Cameron Crowe has been out of the public eye for years now but the former Rolling Stone reporter has three films finished; a feature starring Matt Damon called “We Bought a Zoo” and two music documentaries. The director famously fictionalized his youth — spent following around legendary bands like The Who and The Allman Brothers — in his 2000 film, “Almost Famous.” He recently talked to his old employer about his new Pearl Jam doc, “Pearl Jam Twenty” and his Elton John/Leon Russell picture, “The Union,” which premiered last week at the Tribeca Film Festival.

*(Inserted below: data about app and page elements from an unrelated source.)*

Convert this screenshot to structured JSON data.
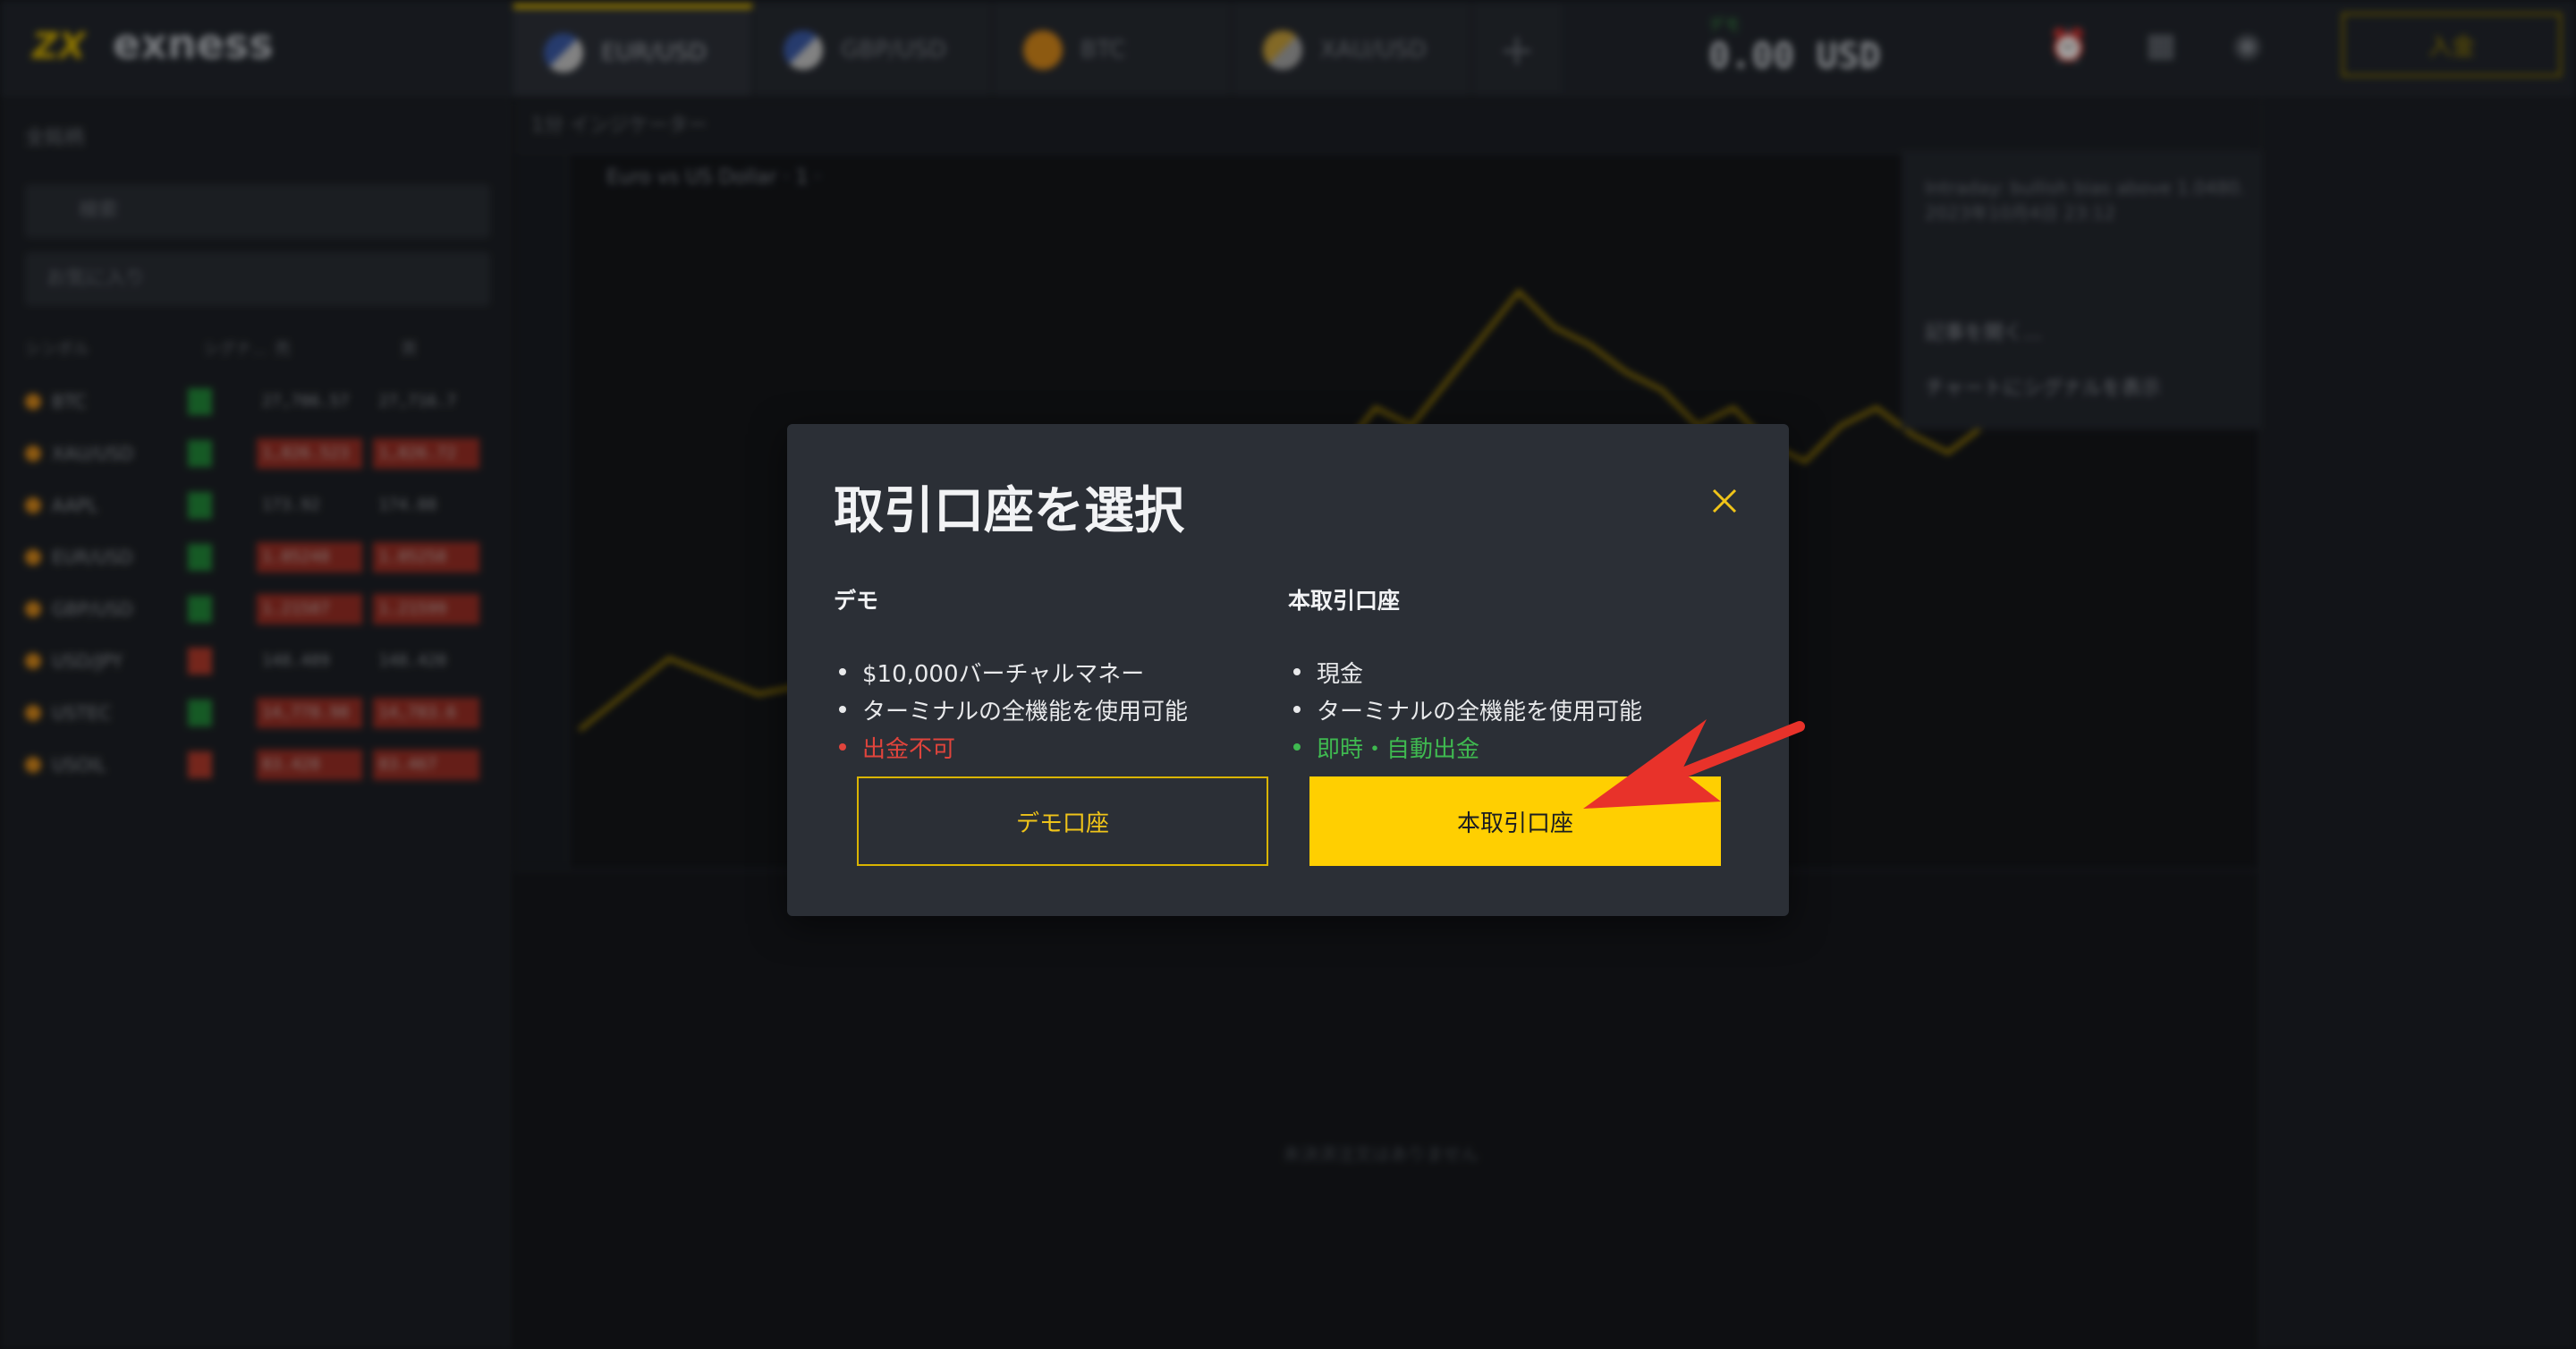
{
  "app": {
    "logo_text": "exness",
    "tabs": [
      {
        "label": "EUR/USD",
        "active": true
      },
      {
        "label": "GBP/USD",
        "active": false
      },
      {
        "label": "BTC",
        "active": false
      },
      {
        "label": "XAU/USD",
        "active": false
      }
    ],
    "tab_add": "+",
    "balance_label": "デモ",
    "balance_value": "0.00 USD",
    "deposit_label": "入金",
    "left_panel": {
      "header": "全銘柄",
      "search_placeholder": "検索",
      "filter_label": "お気に入り",
      "columns": [
        "シンボル",
        "シグナ...",
        "売",
        "買"
      ],
      "rows": [
        {
          "symbol": "BTC",
          "dir": "up",
          "bid": "27,706.57",
          "ask": "27,716.7",
          "red": false
        },
        {
          "symbol": "XAU/USD",
          "dir": "up",
          "bid": "1,826.523",
          "ask": "1,826.72",
          "red": true
        },
        {
          "symbol": "AAPL",
          "dir": "up",
          "bid": "173.92",
          "ask": "174.08",
          "red": false
        },
        {
          "symbol": "EUR/USD",
          "dir": "up",
          "bid": "1.05248",
          "ask": "1.05258",
          "red": true
        },
        {
          "symbol": "GBP/USD",
          "dir": "up",
          "bid": "1.21587",
          "ask": "1.21599",
          "red": true
        },
        {
          "symbol": "USD/JPY",
          "dir": "down",
          "bid": "148.409",
          "ask": "148.420",
          "red": false
        },
        {
          "symbol": "USTEC",
          "dir": "up",
          "bid": "14,778.98",
          "ask": "14,783.6",
          "red": true
        },
        {
          "symbol": "USOIL",
          "dir": "down",
          "bid": "83.428",
          "ask": "83.467",
          "red": true
        }
      ]
    },
    "chart": {
      "toolbar_text": "1分   インジケーター",
      "title": "Euro vs US Dollar · 1 ·",
      "empty_message": "未決済注文はありません"
    },
    "popover": {
      "headline": "Intraday: bullish bias above 1.0480.",
      "timestamp": "2023年10月4日 23:12",
      "open_article": "記事を開く...",
      "show_signals": "チャートにシグナルを表示"
    }
  },
  "modal": {
    "title": "取引口座を選択",
    "demo": {
      "heading": "デモ",
      "features": [
        {
          "text": "$10,000バーチャルマネー",
          "kind": "normal"
        },
        {
          "text": "ターミナルの全機能を使用可能",
          "kind": "normal"
        },
        {
          "text": "出金不可",
          "kind": "warn"
        }
      ],
      "button_label": "デモ口座"
    },
    "real": {
      "heading": "本取引口座",
      "features": [
        {
          "text": "現金",
          "kind": "normal"
        },
        {
          "text": "ターミナルの全機能を使用可能",
          "kind": "normal"
        },
        {
          "text": "即時・自動出金",
          "kind": "ok"
        }
      ],
      "button_label": "本取引口座"
    }
  },
  "colors": {
    "accent": "#ffcf01",
    "warn": "#e0443c",
    "ok": "#3fb950",
    "arrow": "#e8322a"
  }
}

Some 20 hours of archival footage were used to piece together Pearl Jam’s story, which as the title indicates, stretches back some 20 years now (give or take by the time the film comes out). “It’s the best souvenirs of the past,” Crowe told Rolling Stone. “Some fabled footage you’ve heard exists but have never seen, and some interviews. So while “The Union” was, ‘How do we buff up the cinéma vérité?’, “Pearl Jam Twenty” is, ‘How do we do “The Kids Are Alright” of Pearl Jam, and sonic blast the best stuff?’ It’s a wider scope.”
Crowe acknowledged the vast differences between the disparate subjects of these two new projects, especially in terms of their public identity and relationships to fame. “For Elton, the camera is a buddy,” the Crowe said. “Pearl Jam is not prone to opening the curtain the same way, and that is the challenge and delight of it.”
Pearl Jam’s relationship with Crowe stretches back at least to “Almost Famous.” The scene where William (Crowe’s character) gets pulled into the band’s pre-show huddle was allegedly based on when Eddie Vedder pulled Crowe into Pearl Jam’s huddle before taking the stage at Lollapalooza. Pearl Jam’s Mike McCready performed the guitar tracks for the fictional band’s songs in the film. Crowe also shot Pearl Jam’s 2009 video for “The Fixer.”